By Justine Shen, Product Manager

We’re always working to ensure that people’s time on Facebook is well spent. One way we do this is through ranking, which promotes meaningful conversations by showing people the posts and comments most relevant to them. Today we’re making an update to improve comment ranking on public posts, and we want to explain how this works and how Pages and people can control their own comment ranking settings.

How We Rank Public Comments

In addition to ranking posts in people’s News Feed, we rank comments on public posts from Pages and people with a lot of followers, since these posts tend to have many comments. In order to show people relevant and quality comments, we incorporate a number of signals, including:

  • Integrity signals: We want people to see safe and authentic comments. If a comment violates our Community Standards, we remove it. We also take into account other signals, like engagement-bait, to address the integrity of information and improve the quality of comments people see.
  • What people tell us they want to see in comments: We’ve been using more surveys to help us understand the types of comments people want to see, so we can rank those higher.
  • How people interact with comments: This includes signals including whether people like, react to, or reply to a comment.
  • What the poster controls: People can moderate the comments on their post by hiding, deleting, or engaging with comments.
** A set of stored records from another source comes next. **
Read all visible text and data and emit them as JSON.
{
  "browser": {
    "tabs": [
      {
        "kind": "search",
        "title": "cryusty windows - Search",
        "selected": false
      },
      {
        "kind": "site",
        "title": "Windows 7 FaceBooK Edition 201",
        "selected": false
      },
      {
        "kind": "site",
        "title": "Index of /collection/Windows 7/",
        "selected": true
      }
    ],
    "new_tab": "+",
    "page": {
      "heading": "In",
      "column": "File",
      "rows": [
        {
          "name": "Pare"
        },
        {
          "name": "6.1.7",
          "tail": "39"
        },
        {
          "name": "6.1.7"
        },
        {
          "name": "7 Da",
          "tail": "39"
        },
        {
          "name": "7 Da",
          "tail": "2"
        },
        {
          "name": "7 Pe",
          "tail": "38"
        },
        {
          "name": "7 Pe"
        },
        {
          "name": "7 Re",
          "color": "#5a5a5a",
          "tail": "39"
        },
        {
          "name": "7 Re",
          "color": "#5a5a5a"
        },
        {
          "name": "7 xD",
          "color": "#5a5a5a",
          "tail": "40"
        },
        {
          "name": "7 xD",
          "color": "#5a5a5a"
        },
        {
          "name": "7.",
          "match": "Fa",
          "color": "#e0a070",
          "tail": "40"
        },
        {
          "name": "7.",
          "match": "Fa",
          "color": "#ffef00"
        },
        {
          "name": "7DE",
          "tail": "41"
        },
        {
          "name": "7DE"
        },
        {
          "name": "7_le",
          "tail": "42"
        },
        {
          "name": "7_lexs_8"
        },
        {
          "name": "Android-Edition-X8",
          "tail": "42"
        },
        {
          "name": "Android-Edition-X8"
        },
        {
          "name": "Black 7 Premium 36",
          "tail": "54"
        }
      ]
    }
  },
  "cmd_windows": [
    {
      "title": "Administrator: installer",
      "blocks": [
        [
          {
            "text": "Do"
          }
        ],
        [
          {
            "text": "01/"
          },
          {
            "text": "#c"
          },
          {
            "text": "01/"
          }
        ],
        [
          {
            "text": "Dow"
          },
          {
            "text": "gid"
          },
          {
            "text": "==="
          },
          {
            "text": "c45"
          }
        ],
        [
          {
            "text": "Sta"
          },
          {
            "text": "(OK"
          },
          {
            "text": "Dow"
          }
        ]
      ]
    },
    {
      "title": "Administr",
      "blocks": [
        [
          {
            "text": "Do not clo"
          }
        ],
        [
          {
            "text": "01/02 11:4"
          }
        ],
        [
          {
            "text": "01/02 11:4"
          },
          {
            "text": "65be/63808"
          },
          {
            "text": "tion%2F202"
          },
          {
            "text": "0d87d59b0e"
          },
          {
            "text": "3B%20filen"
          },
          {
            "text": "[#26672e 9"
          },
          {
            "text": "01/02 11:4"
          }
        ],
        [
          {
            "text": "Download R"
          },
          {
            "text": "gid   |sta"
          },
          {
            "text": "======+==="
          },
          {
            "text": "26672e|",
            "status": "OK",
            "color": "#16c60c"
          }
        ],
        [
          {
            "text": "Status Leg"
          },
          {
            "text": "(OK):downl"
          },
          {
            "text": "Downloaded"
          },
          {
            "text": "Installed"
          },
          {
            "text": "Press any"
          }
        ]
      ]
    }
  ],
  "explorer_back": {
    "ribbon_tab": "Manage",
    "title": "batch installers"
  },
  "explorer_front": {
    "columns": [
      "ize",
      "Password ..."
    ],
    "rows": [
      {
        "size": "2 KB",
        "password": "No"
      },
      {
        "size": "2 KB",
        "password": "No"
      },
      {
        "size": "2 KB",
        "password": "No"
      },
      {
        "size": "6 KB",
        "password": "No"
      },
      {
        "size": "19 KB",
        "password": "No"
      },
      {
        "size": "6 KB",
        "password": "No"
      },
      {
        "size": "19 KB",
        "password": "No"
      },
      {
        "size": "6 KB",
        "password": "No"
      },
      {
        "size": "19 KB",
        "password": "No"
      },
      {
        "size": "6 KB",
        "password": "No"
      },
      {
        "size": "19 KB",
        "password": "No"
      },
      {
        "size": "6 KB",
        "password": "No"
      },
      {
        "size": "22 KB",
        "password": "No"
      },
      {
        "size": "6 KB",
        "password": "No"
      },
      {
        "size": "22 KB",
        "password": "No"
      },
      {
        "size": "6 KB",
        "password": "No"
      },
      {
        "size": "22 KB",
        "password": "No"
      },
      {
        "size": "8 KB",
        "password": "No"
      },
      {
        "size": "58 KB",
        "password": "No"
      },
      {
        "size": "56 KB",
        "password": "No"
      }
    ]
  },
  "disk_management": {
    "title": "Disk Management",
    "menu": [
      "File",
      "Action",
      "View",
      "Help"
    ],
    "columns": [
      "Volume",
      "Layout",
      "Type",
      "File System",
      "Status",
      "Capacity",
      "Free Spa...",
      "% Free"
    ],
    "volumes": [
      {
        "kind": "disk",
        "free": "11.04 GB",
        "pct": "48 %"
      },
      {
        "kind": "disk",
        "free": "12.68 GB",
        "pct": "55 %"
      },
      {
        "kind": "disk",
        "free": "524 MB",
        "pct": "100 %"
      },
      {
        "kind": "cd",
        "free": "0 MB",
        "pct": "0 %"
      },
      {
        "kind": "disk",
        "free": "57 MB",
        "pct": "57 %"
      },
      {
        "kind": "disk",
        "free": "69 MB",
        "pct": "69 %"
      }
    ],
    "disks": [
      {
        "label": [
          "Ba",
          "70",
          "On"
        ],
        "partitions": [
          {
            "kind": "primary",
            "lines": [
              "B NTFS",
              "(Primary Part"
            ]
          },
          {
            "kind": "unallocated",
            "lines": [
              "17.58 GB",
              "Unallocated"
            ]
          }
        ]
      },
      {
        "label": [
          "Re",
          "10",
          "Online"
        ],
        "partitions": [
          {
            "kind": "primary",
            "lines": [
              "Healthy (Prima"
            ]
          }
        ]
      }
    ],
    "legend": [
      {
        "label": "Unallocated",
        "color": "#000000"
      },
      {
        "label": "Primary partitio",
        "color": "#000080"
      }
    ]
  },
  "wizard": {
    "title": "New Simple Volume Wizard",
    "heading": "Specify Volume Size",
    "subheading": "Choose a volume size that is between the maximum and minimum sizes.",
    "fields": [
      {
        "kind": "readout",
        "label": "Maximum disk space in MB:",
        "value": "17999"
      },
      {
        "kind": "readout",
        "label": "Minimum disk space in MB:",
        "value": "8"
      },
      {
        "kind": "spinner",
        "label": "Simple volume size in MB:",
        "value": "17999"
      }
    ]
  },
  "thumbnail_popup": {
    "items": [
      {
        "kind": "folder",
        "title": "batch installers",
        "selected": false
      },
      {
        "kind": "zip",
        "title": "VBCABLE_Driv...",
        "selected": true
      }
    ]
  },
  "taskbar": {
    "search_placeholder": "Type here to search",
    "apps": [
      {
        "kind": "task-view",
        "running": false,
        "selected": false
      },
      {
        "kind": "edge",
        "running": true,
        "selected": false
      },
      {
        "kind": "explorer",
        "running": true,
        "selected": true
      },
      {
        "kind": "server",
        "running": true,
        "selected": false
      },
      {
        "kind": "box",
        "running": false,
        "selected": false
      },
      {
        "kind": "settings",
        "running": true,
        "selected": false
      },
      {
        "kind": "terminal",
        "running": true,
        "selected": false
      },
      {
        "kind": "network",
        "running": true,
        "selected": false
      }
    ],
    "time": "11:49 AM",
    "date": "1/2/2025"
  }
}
Ranking is on by default for Pages and people with a a lot of followers, but Pages and people with a lot of followers can choose to turn off comment ranking. People who don’t have as many followers will not have comment ranking turned on automatically since there are less comments overall, but any person can decide to enable comment ranking by going to their settings. (See more details here.)

Always Improving Comment Ranking

To improve relevance and quality, we’ll start showing comments on public posts more prominently when:

  • The comments have interactions from the Page or person who originally posted; or
  • The comments or reactions are from friends of the person who posted.

We will continue to take other signals into account so we do not prominently show low-quality comments, even if they are from the person who made the original post or their friends.